In 1868 the drives were pretty heavy, but further west, crossing Red River at Gainesville. In 1869 and 1870 they were heavier still, most of the herds crossing at Red River Station, passing east of old Fort Sill and west of the Indian and negro settlements, over which route water and grass were plentiful. This was known as the old Chisholm Trail. When we reached Kansas we usually found plenty of buffalo. When these animals were disturbed they would begin to travel northward. That is where the expression "wild and woolly" originated. When the boys reached "Abilene or some other Kansas town, they were usually long-haired and needing a barber's attention, as there were no barbers on the trail. Upon being asked how they got there, they would sing out : "Come the Chisholm trail with the buffalo wild and woolly."

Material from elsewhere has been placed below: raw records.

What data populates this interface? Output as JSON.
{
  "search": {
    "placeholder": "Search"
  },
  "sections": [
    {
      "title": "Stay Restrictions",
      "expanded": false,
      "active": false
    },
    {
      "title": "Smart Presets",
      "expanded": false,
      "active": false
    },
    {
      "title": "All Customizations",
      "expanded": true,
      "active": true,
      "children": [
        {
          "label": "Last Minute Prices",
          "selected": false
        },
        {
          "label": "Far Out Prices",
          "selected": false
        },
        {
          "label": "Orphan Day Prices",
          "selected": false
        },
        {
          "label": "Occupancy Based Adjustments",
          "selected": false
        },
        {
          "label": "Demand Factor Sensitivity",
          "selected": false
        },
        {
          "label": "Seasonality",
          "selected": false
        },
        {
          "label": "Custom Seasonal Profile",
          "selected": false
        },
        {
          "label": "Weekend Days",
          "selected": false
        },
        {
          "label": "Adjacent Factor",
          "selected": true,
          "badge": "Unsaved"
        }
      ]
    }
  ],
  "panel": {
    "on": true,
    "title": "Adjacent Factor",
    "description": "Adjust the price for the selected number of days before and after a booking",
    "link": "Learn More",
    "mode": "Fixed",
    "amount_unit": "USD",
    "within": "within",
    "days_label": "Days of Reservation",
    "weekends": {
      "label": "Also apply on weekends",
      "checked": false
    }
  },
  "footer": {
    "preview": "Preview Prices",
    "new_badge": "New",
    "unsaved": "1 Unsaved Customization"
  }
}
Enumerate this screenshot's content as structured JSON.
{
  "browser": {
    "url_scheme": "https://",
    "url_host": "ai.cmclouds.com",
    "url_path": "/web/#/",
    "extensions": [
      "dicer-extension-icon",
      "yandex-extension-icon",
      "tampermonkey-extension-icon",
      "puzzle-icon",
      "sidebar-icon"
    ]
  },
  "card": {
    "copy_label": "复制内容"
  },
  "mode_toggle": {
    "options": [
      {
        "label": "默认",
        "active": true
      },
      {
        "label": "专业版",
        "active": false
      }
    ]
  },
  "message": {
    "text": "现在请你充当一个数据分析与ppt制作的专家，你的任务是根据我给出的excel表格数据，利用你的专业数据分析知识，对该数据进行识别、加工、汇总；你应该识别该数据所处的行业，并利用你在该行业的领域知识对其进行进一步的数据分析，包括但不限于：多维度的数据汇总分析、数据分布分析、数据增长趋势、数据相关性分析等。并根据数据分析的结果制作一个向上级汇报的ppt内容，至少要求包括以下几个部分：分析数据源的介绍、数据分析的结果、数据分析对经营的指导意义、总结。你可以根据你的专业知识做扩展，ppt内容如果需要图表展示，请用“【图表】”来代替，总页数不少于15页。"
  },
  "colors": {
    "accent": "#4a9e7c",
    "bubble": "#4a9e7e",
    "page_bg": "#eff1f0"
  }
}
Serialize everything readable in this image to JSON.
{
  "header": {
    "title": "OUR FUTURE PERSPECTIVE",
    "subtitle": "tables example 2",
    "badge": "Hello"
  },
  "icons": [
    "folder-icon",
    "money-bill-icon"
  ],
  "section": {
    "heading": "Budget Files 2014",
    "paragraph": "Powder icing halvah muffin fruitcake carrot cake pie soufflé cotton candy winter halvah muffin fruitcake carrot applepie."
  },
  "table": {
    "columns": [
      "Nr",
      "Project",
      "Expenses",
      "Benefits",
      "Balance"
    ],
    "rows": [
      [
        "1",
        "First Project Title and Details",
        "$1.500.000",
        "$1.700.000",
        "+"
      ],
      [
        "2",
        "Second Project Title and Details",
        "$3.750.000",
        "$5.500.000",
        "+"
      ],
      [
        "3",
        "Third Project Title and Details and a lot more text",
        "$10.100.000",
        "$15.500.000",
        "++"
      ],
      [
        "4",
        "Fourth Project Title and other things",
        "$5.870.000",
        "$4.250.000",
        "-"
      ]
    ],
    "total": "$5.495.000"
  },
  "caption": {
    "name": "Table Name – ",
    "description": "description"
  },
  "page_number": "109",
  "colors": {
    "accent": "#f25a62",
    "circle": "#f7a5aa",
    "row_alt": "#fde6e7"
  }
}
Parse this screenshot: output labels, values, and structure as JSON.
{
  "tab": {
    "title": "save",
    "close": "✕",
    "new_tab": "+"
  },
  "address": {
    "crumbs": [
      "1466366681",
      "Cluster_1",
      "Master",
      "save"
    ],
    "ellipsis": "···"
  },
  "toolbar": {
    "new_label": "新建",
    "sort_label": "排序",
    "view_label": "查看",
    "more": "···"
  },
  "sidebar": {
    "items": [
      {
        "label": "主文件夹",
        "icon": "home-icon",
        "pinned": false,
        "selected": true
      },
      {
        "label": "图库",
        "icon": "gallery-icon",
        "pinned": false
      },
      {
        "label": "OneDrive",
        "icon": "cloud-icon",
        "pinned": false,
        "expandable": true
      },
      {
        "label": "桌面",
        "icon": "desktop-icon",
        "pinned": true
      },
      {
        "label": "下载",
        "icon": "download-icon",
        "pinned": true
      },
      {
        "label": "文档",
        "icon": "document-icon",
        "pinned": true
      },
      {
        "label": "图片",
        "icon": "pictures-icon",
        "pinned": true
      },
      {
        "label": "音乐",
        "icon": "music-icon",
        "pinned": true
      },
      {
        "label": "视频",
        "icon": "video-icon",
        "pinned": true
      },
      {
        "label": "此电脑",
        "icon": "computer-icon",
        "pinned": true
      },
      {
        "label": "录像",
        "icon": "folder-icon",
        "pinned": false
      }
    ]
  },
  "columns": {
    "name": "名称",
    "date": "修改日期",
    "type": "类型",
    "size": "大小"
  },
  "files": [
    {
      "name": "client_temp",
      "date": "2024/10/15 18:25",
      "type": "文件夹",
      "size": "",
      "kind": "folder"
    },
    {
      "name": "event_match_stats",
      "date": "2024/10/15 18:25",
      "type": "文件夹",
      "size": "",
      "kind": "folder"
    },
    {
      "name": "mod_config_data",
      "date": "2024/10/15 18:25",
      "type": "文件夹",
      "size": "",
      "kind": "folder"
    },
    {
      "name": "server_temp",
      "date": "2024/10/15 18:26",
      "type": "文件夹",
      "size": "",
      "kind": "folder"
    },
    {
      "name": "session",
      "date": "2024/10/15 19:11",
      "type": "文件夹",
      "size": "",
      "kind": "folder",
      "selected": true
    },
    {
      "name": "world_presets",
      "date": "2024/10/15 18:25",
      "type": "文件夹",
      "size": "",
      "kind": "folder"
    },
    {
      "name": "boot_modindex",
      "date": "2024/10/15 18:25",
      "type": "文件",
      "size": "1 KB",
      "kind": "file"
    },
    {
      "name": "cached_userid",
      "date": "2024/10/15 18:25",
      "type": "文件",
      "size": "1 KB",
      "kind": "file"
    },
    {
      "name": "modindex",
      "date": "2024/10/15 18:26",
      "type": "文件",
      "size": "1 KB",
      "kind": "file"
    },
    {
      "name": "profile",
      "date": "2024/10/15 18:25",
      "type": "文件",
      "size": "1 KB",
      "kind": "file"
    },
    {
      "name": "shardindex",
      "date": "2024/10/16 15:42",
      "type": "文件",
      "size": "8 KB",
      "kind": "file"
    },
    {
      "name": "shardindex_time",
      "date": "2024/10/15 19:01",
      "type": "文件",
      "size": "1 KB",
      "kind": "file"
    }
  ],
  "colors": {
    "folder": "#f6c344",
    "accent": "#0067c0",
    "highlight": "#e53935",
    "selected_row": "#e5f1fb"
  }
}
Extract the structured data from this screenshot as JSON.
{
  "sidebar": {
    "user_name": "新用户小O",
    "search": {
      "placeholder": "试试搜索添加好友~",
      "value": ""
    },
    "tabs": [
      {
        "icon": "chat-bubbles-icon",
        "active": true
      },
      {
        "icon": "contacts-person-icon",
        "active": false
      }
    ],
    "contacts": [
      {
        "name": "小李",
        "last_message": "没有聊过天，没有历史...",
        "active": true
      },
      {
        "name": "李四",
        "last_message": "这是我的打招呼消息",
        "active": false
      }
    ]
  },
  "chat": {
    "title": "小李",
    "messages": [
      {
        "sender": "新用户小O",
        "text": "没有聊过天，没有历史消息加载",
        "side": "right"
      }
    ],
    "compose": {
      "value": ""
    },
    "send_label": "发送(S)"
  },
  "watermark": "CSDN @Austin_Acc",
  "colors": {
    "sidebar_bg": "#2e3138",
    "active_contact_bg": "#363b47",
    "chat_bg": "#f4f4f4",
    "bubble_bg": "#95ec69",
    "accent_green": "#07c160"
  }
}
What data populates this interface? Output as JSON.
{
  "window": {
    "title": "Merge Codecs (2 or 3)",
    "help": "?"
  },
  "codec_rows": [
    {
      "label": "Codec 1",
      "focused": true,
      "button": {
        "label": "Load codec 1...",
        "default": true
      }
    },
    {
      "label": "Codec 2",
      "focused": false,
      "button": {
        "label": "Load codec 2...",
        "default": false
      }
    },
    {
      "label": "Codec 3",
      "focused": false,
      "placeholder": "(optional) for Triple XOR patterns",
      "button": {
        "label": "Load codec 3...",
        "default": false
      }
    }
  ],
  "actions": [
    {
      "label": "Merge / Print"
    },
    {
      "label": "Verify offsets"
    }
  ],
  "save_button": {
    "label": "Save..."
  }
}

I was born at Comfort, Texas, September 3, 1871, and was raised on a ranch. In 1876 my father moved to Coleman County, but in 1877 he moved to Frio County and bought a farm. In 1888 I came to Uvalde, and in the spring of 1890 I hired to Paul Handy of Colorado to drive a herd to that state. We left the Plank Pens on the Leona Ranch south of Uvalde on March 10 with our herd, numbering 2,221 two-year-old steers, sixty-four horses and eleven men, including the cook. We crossed the Nueces and camped the first night in the Moore & Allen pasture. After six or eight days our herd was easily controlled, especially at night. Grass and water were plentiful, and we had an easy time until we reached